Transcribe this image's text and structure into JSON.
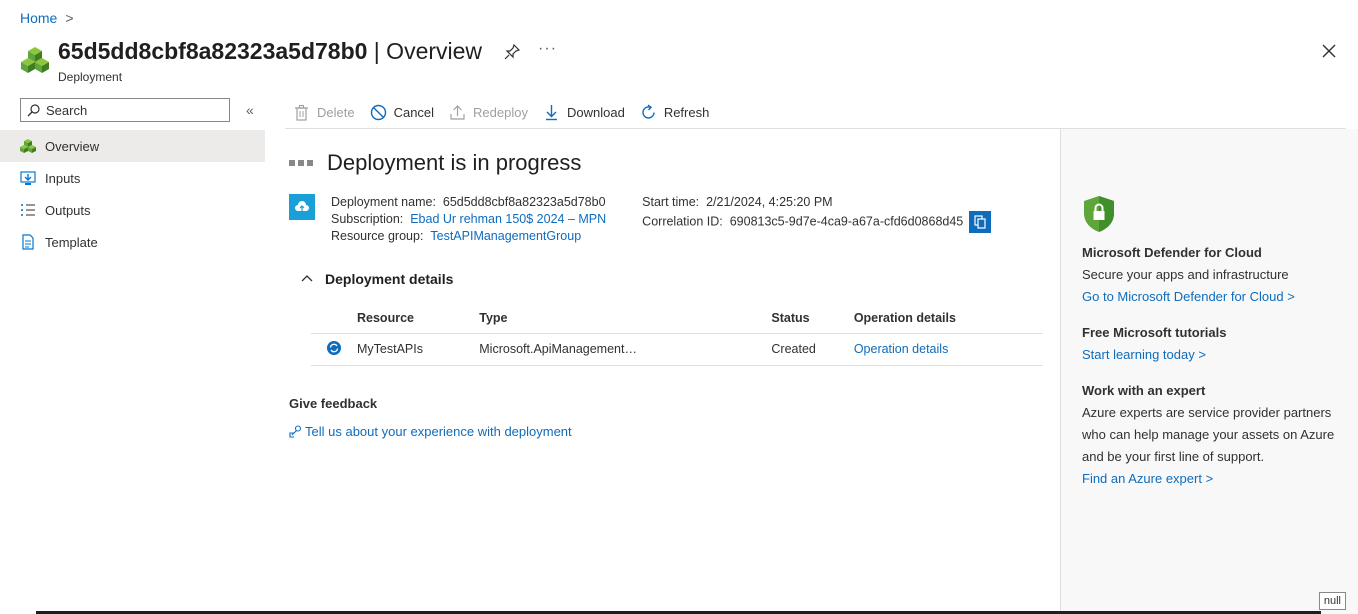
{
  "breadcrumb": {
    "home": "Home",
    "sep": ">"
  },
  "header": {
    "resource_id": "65d5dd8cbf8a82323a5d78b0",
    "title_suffix": " | Overview",
    "subtitle": "Deployment",
    "more": "···"
  },
  "sidebar": {
    "search_placeholder": "Search",
    "collapse": "«",
    "items": [
      {
        "label": "Overview",
        "icon": "deployment-icon",
        "active": true
      },
      {
        "label": "Inputs",
        "icon": "inputs-icon"
      },
      {
        "label": "Outputs",
        "icon": "outputs-icon"
      },
      {
        "label": "Template",
        "icon": "template-icon"
      }
    ]
  },
  "toolbar": {
    "delete": "Delete",
    "cancel": "Cancel",
    "redeploy": "Redeploy",
    "download": "Download",
    "refresh": "Refresh"
  },
  "main": {
    "status_title": "Deployment is in progress",
    "deployment_name_label": "Deployment name:",
    "deployment_name": "65d5dd8cbf8a82323a5d78b0",
    "subscription_label": "Subscription:",
    "subscription": "Ebad Ur rehman 150$ 2024 – MPN",
    "resource_group_label": "Resource group:",
    "resource_group": "TestAPIManagementGroup",
    "start_time_label": "Start time:",
    "start_time": "2/21/2024, 4:25:20 PM",
    "correlation_label": "Correlation ID:",
    "correlation_id": "690813c5-9d7e-4ca9-a67a-cfd6d0868d45",
    "details_title": "Deployment details",
    "table": {
      "headers": [
        "Resource",
        "Type",
        "Status",
        "Operation details"
      ],
      "rows": [
        {
          "resource": "MyTestAPIs",
          "type": "Microsoft.ApiManagement…",
          "status": "Created",
          "operation": "Operation details"
        }
      ]
    },
    "feedback_title": "Give feedback",
    "feedback_link": "Tell us about your experience with deployment"
  },
  "right_panel": {
    "defender_title": "Microsoft Defender for Cloud",
    "defender_text": "Secure your apps and infrastructure",
    "defender_link": "Go to Microsoft Defender for Cloud >",
    "tutorials_title": "Free Microsoft tutorials",
    "tutorials_link": "Start learning today >",
    "expert_title": "Work with an expert",
    "expert_text_1": "Azure experts are service provider partners",
    "expert_text_2": "who can help manage your assets on Azure",
    "expert_text_3": "and be your first line of support.",
    "expert_link": "Find an Azure expert >"
  },
  "badge": "null",
  "colors": {
    "accent": "#0f6cbd",
    "cloud_tile": "#1a9fd6",
    "green": "#5ea53a"
  }
}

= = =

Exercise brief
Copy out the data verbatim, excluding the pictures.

Exercise output
Transcribe this image's text and structure into JSON.
{
  "breadcrumb": {
    "home": "Home",
    "sep": ">"
  },
  "header": {
    "resource_id": "65d5dd8cbf8a82323a5d78b0",
    "title_suffix": " | Overview",
    "subtitle": "Deployment",
    "more": "···"
  },
  "sidebar": {
    "search_placeholder": "Search",
    "collapse": "«",
    "items": [
      {
        "label": "Overview",
        "icon": "deployment-icon",
        "active": true
      },
      {
        "label": "Inputs",
        "icon": "inputs-icon"
      },
      {
        "label": "Outputs",
        "icon": "outputs-icon"
      },
      {
        "label": "Template",
        "icon": "template-icon"
      }
    ]
  },
  "toolbar": {
    "delete": "Delete",
    "cancel": "Cancel",
    "redeploy": "Redeploy",
    "download": "Download",
    "refresh": "Refresh"
  },
  "main": {
    "status_title": "Deployment is in progress",
    "deployment_name_label": "Deployment name:",
    "deployment_name": "65d5dd8cbf8a82323a5d78b0",
    "subscription_label": "Subscription:",
    "subscription": "Ebad Ur rehman 150$ 2024 – MPN",
    "resource_group_label": "Resource group:",
    "resource_group": "TestAPIManagementGroup",
    "start_time_label": "Start time:",
    "start_time": "2/21/2024, 4:25:20 PM",
    "correlation_label": "Correlation ID:",
    "correlation_id": "690813c5-9d7e-4ca9-a67a-cfd6d0868d45",
    "details_title": "Deployment details",
    "table": {
      "headers": [
        "Resource",
        "Type",
        "Status",
        "Operation details"
      ],
      "rows": [
        {
          "resource": "MyTestAPIs",
          "type": "Microsoft.ApiManagement…",
          "status": "Created",
          "operation": "Operation details"
        }
      ]
    },
    "feedback_title": "Give feedback",
    "feedback_link": "Tell us about your experience with deployment"
  },
  "right_panel": {
    "defender_title": "Microsoft Defender for Cloud",
    "defender_text": "Secure your apps and infrastructure",
    "defender_link": "Go to Microsoft Defender for Cloud >",
    "tutorials_title": "Free Microsoft tutorials",
    "tutorials_link": "Start learning today >",
    "expert_title": "Work with an expert",
    "expert_text_1": "Azure experts are service provider partners",
    "expert_text_2": "who can help manage your assets on Azure",
    "expert_text_3": "and be your first line of support.",
    "expert_link": "Find an Azure expert >"
  },
  "badge": "null",
  "colors": {
    "accent": "#0f6cbd",
    "cloud_tile": "#1a9fd6",
    "green": "#5ea53a"
  }
}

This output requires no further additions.